Last weekend The Birmingham Footnotes presented a new sketch show directed by Will Jackson and assistant directed and produced by Laurs Oakley. The sketch show Level Up was centered on the theme of video games. This was perfectly complemented by an electronic soundtrack. The six performers (or ‘players’) were really strong and it was encouraging to see a female heavy cast with lots of freshers. A bit of word play was even used in the cast list with the cast being called players, which could refer to players of a video game or Jacobean actors.
Some of my favourite sketches included The Great British Bake Off, which became The Great Yiddish Bake Off and then The Great Quidditch Bake Off. The cast came on stage removing the icing from the top of cupcakes and wiping it on to each other’s faces. This meant that they had icing all over their faces while they impersonated GBBO’s Mel and Sue. Another amusing sketch was a recurring scene of Mathilda “The Blonde Bombshell” Blythe deciding to do stupid things and then Paul “The Silver Fox” Kerr would run on wearing a cardboard sign saying ‘Brain’ looking distressed, as Mathilda had forgotten to use him. The moment that got the most laughs from this sketch was when Paul the Brain ran on after Mathilda decided not to use a condom.
Mathilda was excellent throughout the show, her facial expressions are very amusing and she is thoroughly entertaining to watch. Hats off to her for eating sellotape for a disgustingly long time and then moving on to paper later on in the show. Taylor Hebert was also brilliant. She shone in her portrayals of Kate Bush and the puberty fairy (don’t ask, you had to be there). Jack “Mysty” Beresford also had some great moments, for instance, in the zombie sketch where someone asked ‘did anyone get bitten?’ and he replied ‘I bit my tongue!’
There were several references to pie charts, which seemed a bit random and got lost on most of the audience who presumably weren’t in on them. There were a few other sketches that went completely over my head including one where bricks were placed on the floor, and the diving sketch, which seemed to fall flat.
Will Jackson’s directorial presence was certainly felt, with the lip-syncing, dancing, and silly string reminiscent of his recent production of Anthony Neilson’s The Wonderful World of Dissocia with 3Bugs Fringe Theatre. The Queen of Pie Charts scene was rather similar to the Oathtaker scene in Dissocia and other sections of the play.

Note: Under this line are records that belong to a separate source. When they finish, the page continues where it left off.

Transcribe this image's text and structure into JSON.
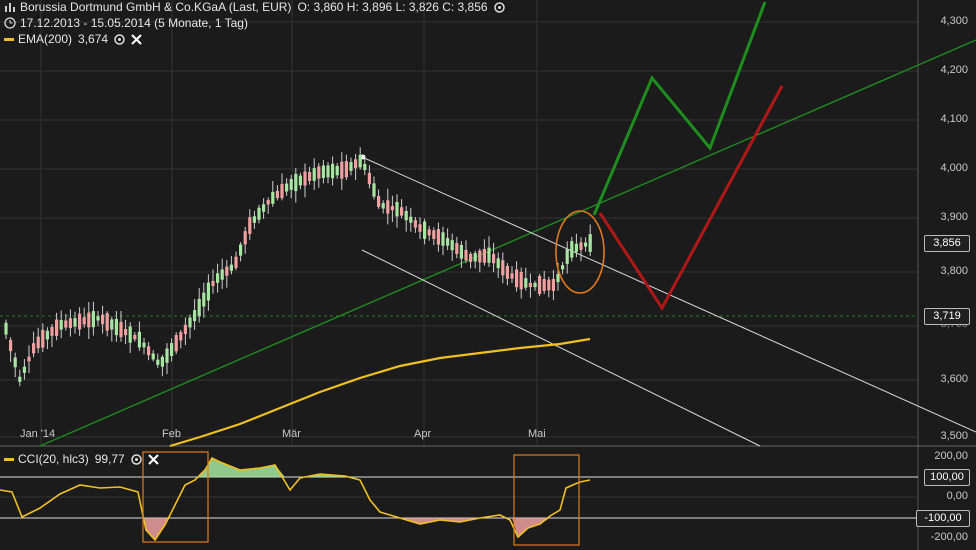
{
  "instrument": {
    "name": "Borussia Dortmund GmbH & Co.KGaA (Last, EUR)",
    "ohlc": "O: 3,860  H: 3,896  L: 3,826  C: 3,856",
    "range": "17.12.2013 - 15.05.2014 (5 Monate, 1 Tag)"
  },
  "ema": {
    "label": "EMA(200)",
    "value": "3,674",
    "color": "#f0c020"
  },
  "cci": {
    "label": "CCI(20, hlc3)",
    "value": "99,77"
  },
  "price_axis": {
    "ticks": [
      "4,300",
      "4,200",
      "4,100",
      "4,000",
      "3,900",
      "3,800",
      "3,700",
      "3,600",
      "3,500"
    ],
    "last_tag": "3,856",
    "line_tag": "3,719"
  },
  "cci_axis": {
    "ticks": [
      "200,00",
      "100,00",
      "0,00",
      "-100,00",
      "-200,00"
    ]
  },
  "time_axis": [
    "Jan '14",
    "Feb",
    "Mär",
    "Apr",
    "Mai"
  ],
  "colors": {
    "up": "#a6e6a0",
    "down": "#f0a0a0",
    "trend_green": "#1f8a1f",
    "arrow_red": "#b01818",
    "arrow_green": "#1e8c1e",
    "ellipse": "#e07a1c"
  },
  "icons": [
    "chart-icon",
    "clock-icon",
    "settings-circle-icon",
    "close-icon"
  ]
}
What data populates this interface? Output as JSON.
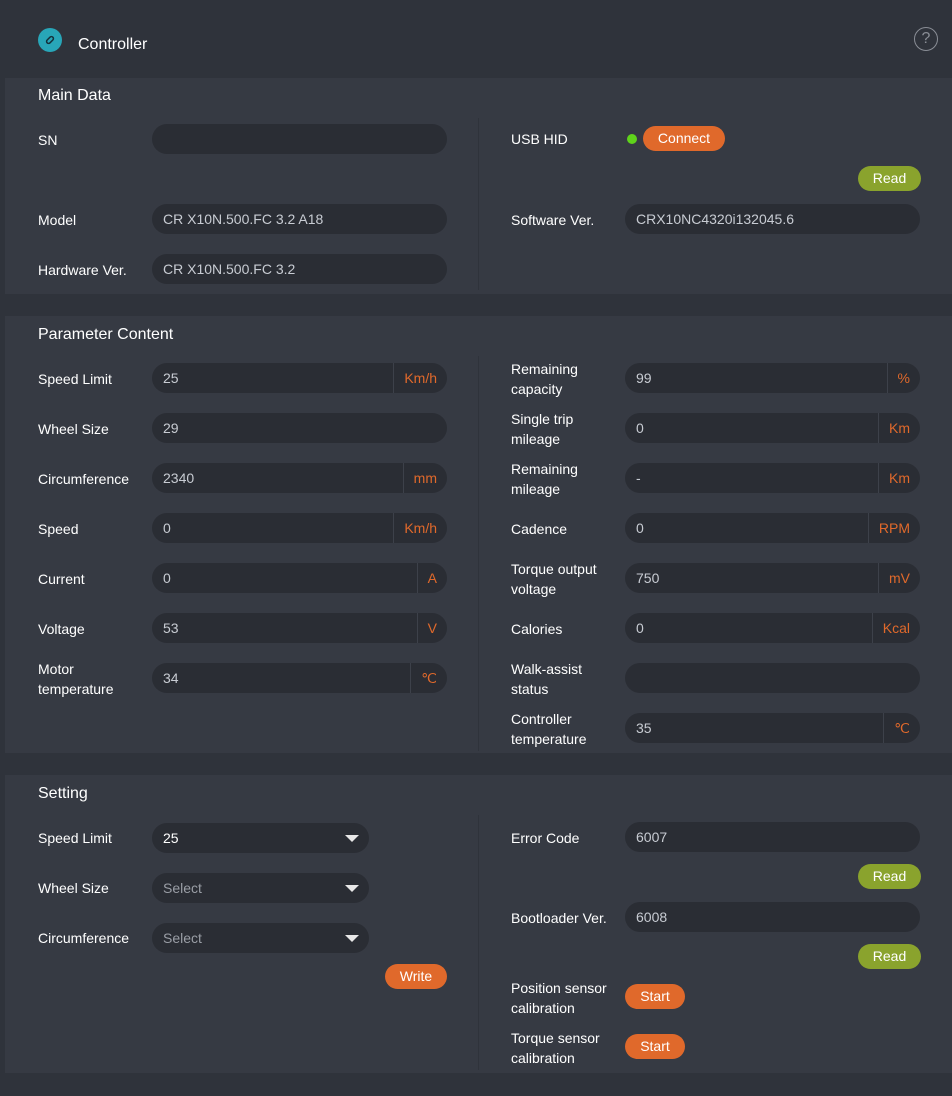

This was the longest sketch show I have ever watched, and the cast looked pretty exhausted by the end. I can’t fault any of their performances and would love to see some of freshers try stand-up as well. Unfortunately, the writing was mixed, and I really wished that I found the show funnier overall. The sketches that stood out were ones that the cast kept returning to throughout the performance, which brought the random mix of scenes together.